**WHAT TO WORK ON**
Each record that follows should be reproduced in full, character for character.

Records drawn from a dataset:
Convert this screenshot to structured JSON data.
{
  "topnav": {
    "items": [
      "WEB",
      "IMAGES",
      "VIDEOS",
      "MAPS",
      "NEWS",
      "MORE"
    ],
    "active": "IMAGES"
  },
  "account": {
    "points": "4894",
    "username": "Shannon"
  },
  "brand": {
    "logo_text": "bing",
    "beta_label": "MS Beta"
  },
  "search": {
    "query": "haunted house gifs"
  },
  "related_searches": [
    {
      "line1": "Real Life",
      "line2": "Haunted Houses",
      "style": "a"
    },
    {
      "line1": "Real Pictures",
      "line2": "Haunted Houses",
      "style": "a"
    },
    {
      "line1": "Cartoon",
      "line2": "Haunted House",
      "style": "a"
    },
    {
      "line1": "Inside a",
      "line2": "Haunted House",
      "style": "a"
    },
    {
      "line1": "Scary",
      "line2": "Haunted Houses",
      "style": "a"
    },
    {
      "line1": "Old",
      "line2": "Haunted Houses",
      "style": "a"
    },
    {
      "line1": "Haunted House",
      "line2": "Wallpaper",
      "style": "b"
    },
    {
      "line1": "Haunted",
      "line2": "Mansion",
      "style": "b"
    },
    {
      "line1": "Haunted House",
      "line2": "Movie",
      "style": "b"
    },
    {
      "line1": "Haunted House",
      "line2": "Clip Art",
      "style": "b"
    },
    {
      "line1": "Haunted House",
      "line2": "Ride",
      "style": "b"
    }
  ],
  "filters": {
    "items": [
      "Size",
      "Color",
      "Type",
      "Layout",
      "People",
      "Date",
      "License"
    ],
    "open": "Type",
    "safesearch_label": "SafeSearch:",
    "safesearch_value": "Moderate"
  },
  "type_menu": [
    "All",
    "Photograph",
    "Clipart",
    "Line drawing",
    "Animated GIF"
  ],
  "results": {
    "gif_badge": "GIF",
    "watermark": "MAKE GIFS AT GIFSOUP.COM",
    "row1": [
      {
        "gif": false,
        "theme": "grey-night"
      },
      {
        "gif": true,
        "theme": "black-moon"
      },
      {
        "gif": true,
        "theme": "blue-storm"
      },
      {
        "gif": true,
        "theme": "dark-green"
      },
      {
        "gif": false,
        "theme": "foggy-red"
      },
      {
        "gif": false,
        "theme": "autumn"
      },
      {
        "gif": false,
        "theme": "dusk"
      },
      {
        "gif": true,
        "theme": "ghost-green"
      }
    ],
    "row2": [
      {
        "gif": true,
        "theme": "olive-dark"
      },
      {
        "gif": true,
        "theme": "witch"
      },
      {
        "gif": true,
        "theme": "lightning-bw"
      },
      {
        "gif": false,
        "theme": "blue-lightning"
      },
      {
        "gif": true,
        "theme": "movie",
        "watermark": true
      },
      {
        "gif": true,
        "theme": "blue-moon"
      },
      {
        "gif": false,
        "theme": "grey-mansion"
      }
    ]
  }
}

**ANSWER BOX**
Convert this screenshot to structured JSON data.
{
  "topnav": {
    "items": [
      "WEB",
      "IMAGES",
      "VIDEOS",
      "MAPS",
      "NEWS",
      "MORE"
    ],
    "active": "IMAGES"
  },
  "account": {
    "points": "4894",
    "username": "Shannon"
  },
  "brand": {
    "logo_text": "bing",
    "beta_label": "MS Beta"
  },
  "search": {
    "query": "haunted house gifs"
  },
  "related_searches": [
    {
      "line1": "Real Life",
      "line2": "Haunted Houses",
      "style": "a"
    },
    {
      "line1": "Real Pictures",
      "line2": "Haunted Houses",
      "style": "a"
    },
    {
      "line1": "Cartoon",
      "line2": "Haunted House",
      "style": "a"
    },
    {
      "line1": "Inside a",
      "line2": "Haunted House",
      "style": "a"
    },
    {
      "line1": "Scary",
      "line2": "Haunted Houses",
      "style": "a"
    },
    {
      "line1": "Old",
      "line2": "Haunted Houses",
      "style": "a"
    },
    {
      "line1": "Haunted House",
      "line2": "Wallpaper",
      "style": "b"
    },
    {
      "line1": "Haunted",
      "line2": "Mansion",
      "style": "b"
    },
    {
      "line1": "Haunted House",
      "line2": "Movie",
      "style": "b"
    },
    {
      "line1": "Haunted House",
      "line2": "Clip Art",
      "style": "b"
    },
    {
      "line1": "Haunted House",
      "line2": "Ride",
      "style": "b"
    }
  ],
  "filters": {
    "items": [
      "Size",
      "Color",
      "Type",
      "Layout",
      "People",
      "Date",
      "License"
    ],
    "open": "Type",
    "safesearch_label": "SafeSearch:",
    "safesearch_value": "Moderate"
  },
  "type_menu": [
    "All",
    "Photograph",
    "Clipart",
    "Line drawing",
    "Animated GIF"
  ],
  "results": {
    "gif_badge": "GIF",
    "watermark": "MAKE GIFS AT GIFSOUP.COM",
    "row1": [
      {
        "gif": false,
        "theme": "grey-night"
      },
      {
        "gif": true,
        "theme": "black-moon"
      },
      {
        "gif": true,
        "theme": "blue-storm"
      },
      {
        "gif": true,
        "theme": "dark-green"
      },
      {
        "gif": false,
        "theme": "foggy-red"
      },
      {
        "gif": false,
        "theme": "autumn"
      },
      {
        "gif": false,
        "theme": "dusk"
      },
      {
        "gif": true,
        "theme": "ghost-green"
      }
    ],
    "row2": [
      {
        "gif": true,
        "theme": "olive-dark"
      },
      {
        "gif": true,
        "theme": "witch"
      },
      {
        "gif": true,
        "theme": "lightning-bw"
      },
      {
        "gif": false,
        "theme": "blue-lightning"
      },
      {
        "gif": true,
        "theme": "movie",
        "watermark": true
      },
      {
        "gif": true,
        "theme": "blue-moon"
      },
      {
        "gif": false,
        "theme": "grey-mansion"
      }
    ]
  }
}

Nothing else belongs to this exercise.